▸ **Data under study**
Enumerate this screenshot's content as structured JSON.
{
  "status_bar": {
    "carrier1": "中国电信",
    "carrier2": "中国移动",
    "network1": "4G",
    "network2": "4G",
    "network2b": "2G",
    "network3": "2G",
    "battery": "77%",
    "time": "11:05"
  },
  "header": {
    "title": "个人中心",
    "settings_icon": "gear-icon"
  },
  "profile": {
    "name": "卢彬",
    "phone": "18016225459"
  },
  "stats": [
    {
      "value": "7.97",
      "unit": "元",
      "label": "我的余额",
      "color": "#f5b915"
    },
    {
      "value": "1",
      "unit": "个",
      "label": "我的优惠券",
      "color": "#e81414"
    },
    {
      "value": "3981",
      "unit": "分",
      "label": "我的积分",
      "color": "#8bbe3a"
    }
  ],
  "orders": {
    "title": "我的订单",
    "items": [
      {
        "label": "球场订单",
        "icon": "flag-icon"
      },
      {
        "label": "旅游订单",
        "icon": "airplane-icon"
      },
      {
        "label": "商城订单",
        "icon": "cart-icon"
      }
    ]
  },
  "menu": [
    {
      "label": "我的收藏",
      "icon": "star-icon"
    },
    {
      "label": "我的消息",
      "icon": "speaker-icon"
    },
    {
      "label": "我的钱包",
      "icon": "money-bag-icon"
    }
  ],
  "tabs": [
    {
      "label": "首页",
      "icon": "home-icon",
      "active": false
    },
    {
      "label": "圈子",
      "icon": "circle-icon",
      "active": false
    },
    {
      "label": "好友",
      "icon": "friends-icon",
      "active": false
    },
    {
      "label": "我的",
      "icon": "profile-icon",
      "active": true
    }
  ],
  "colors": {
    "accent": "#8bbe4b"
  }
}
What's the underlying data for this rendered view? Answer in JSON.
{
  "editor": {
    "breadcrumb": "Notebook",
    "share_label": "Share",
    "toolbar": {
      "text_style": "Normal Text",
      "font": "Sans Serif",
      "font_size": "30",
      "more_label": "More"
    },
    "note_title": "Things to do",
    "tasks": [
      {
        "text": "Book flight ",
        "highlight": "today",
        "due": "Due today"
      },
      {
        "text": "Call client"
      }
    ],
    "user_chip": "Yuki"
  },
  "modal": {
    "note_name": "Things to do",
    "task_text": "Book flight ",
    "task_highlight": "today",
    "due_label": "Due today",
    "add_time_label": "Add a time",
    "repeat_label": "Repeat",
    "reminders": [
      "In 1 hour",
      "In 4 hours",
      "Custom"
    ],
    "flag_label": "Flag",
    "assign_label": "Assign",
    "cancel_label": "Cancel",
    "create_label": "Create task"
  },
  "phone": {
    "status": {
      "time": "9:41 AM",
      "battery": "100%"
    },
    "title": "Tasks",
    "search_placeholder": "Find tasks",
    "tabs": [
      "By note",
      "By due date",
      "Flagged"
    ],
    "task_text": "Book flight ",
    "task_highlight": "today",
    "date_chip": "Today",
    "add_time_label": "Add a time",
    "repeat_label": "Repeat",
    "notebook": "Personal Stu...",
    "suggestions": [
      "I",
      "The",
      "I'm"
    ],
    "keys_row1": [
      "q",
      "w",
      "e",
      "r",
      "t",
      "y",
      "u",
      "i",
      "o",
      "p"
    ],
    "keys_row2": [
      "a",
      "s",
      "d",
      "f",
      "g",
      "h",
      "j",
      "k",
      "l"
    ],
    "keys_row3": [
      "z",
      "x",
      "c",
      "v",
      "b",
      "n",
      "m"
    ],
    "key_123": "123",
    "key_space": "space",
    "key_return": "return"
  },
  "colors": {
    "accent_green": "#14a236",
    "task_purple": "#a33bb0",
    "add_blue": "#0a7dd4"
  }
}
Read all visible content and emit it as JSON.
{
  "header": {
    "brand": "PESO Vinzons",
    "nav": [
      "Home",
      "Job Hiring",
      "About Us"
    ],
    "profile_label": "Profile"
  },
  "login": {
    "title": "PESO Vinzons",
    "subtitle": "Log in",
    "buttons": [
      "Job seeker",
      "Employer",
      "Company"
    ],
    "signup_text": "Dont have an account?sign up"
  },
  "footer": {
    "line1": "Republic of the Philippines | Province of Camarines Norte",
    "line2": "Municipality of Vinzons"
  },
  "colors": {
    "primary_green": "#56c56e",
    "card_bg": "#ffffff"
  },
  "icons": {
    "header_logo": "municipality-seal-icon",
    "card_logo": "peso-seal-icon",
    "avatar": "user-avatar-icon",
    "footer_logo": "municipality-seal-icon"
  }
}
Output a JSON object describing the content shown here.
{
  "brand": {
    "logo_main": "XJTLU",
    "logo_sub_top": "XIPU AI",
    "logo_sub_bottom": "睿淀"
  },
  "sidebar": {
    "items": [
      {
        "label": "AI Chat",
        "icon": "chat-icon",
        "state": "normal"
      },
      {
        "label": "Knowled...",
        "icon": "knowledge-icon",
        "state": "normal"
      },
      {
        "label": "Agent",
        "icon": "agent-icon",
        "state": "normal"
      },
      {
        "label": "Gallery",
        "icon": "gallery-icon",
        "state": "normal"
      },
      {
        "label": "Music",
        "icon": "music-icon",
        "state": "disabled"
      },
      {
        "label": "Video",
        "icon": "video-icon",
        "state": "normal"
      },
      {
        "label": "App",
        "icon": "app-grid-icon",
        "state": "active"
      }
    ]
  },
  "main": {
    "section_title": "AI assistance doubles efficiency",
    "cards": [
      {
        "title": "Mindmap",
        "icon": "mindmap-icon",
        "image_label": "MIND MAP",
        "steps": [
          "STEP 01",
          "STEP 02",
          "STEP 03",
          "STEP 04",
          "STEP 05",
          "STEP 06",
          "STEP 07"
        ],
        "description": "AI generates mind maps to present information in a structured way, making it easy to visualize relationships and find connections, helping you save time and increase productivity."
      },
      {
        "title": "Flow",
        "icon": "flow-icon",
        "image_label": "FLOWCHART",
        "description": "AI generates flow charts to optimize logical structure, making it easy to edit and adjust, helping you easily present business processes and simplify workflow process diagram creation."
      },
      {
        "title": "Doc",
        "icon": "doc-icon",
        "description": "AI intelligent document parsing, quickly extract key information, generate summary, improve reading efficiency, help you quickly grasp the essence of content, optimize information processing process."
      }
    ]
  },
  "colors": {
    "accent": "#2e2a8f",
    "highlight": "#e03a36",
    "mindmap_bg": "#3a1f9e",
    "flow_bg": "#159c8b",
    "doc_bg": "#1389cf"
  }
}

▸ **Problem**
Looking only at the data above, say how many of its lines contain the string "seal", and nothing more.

▸ **Expected answer**
3